  • Unintentional Pediatric Exposure: Store ZUBSOLV safely out of the sight and reach of children. Buprenorphine can cause severe, possibly fatal respiratory depression in children.

  • Neonatal Opioid Withdrawal Syndrome (NOWS): Neonatal opioid withdrawal syndrome (NOWS) is an expected and treatable outcome of prolonged use of opioids during pregnancy.

  • Adrenal Insufficiency: If diagnosed, treat with physiologic replacement of corticosteroids, and wean patients off of the opioid.

  • Risk of Opioid Withdrawal with Abrupt Discontinuation: If treatment is temporarily interrupted or discontinued, monitor patients for withdrawal and treat appropriately.

  • Risk of Hepatitis; Hepatic Events: Monitor liver function tests prior to initiation and during treatment and evaluate suspected hepatic events.

  • Precipitation of Opioid Withdrawal Signs and Symptoms: An opioid withdrawal syndrome is likely to occur with parenteral misuse of ZUBSOLV by individuals physically dependent on full opioid agonists or by sublingual administration before the agonist effects of other opioids have subsided.

  • Risk of Overdose in Opioid-Naïve Patients: ZUBSOLV is not appropriate as an analgesic.

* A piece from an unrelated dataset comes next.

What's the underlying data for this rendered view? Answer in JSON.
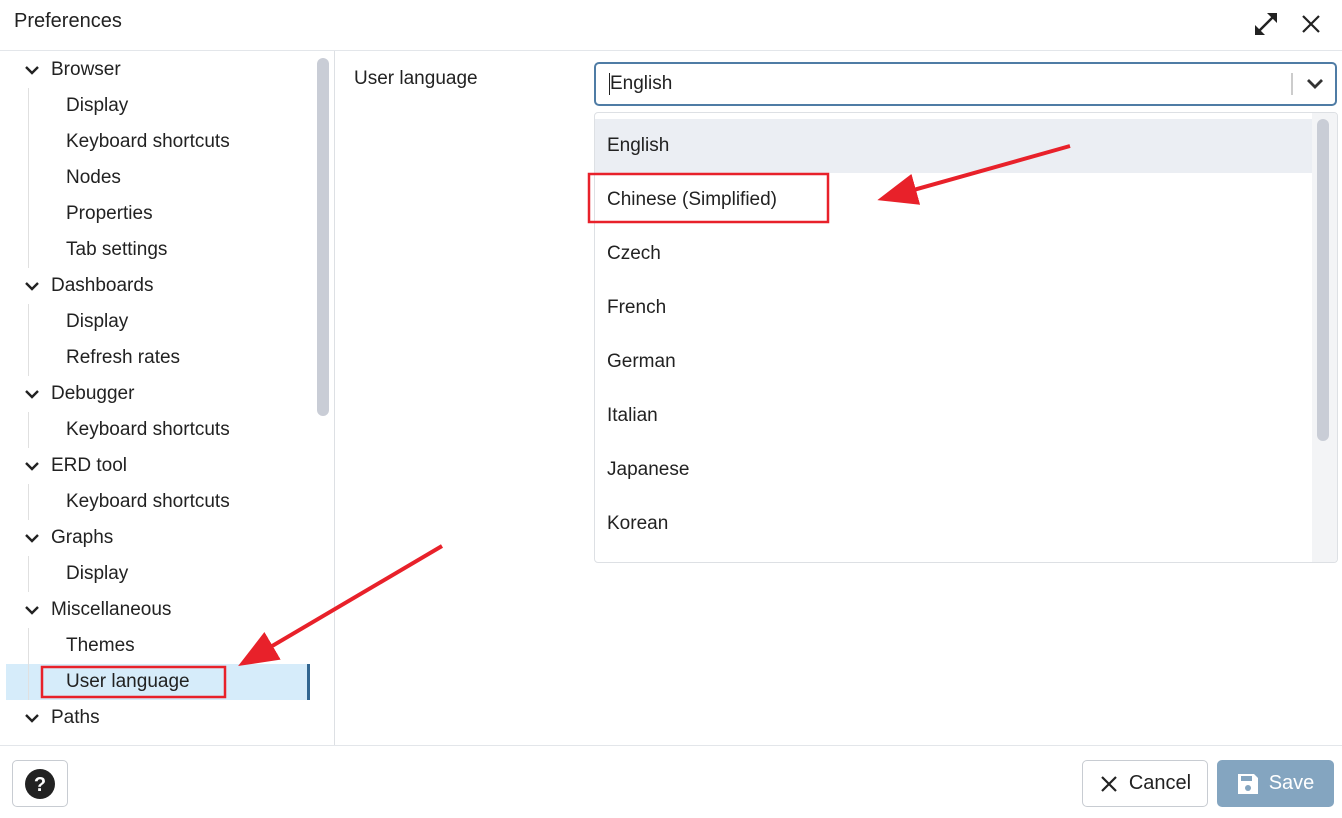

There have been reported deaths of opioid-naïve individuals who received a 2-mg sublingual dose of buprenorphine.

Use in Specific Populations

  • Lactation: Buprenorphine passes into mother’s milk.

  • Geriatric Patients: Monitor for sedation and respiratory depression.

  • Moderate and Severe Hepatic Impairment: Buprenorphine/naloxone products are not recommended in patients with severe hepatic impairment and may not be appropriate for patients with moderate hepatic impairment.

Adverse Reactions & Drug Interactions

  • Adverse events commonly observed with the sublingual administration of ZUBSOLV are headache, nausea, vomiting, hyperhidrosis, constipation, signs and symptoms of withdrawal, insomnia, pain, and peripheral edema.

  • Benzodiazepines: Use caution in prescribing ZUBSOLV for patients receiving benzodiazepines or other CNS depressants and warn patients against concomitant self-administration/misuse.

  • CYP3A4 Inhibitors and Inducers: Monitor patients starting or ending CYP3A4 inhibitors or inducers for potential over or under dosing.

  • Antiretrovirals: Patients who are on chronic buprenorphine treatment should have their dose monitored if NNRTIs are added to their treatment regimen. Monitor patients taking buprenorphine and atazanavir with and without ritonavir, and reduce dose of buprenorphine if warranted.

  • Serotonergic Drugs: Concomitant use may result in serotonin syndrome. Discontinue ZUBSOLV if serotonin syndrome is suspected.

This is not a complete list of potential adverse events associated with buprenorphine/naloxone sublingual tablets. Please see full Prescribing Information for a complete list.

To report an adverse event associated with taking ZUBSOLV sublingual tablet, please call 1-888-ZUBSOLV (1-888-982-7658). You are encouraged to report adverse events of prescription drugs to the FDA. Visit www.fda.gov/medwatch or call 1-800-FDA-1088.

Please see accompanying full Prescribing Information and Medication Guide.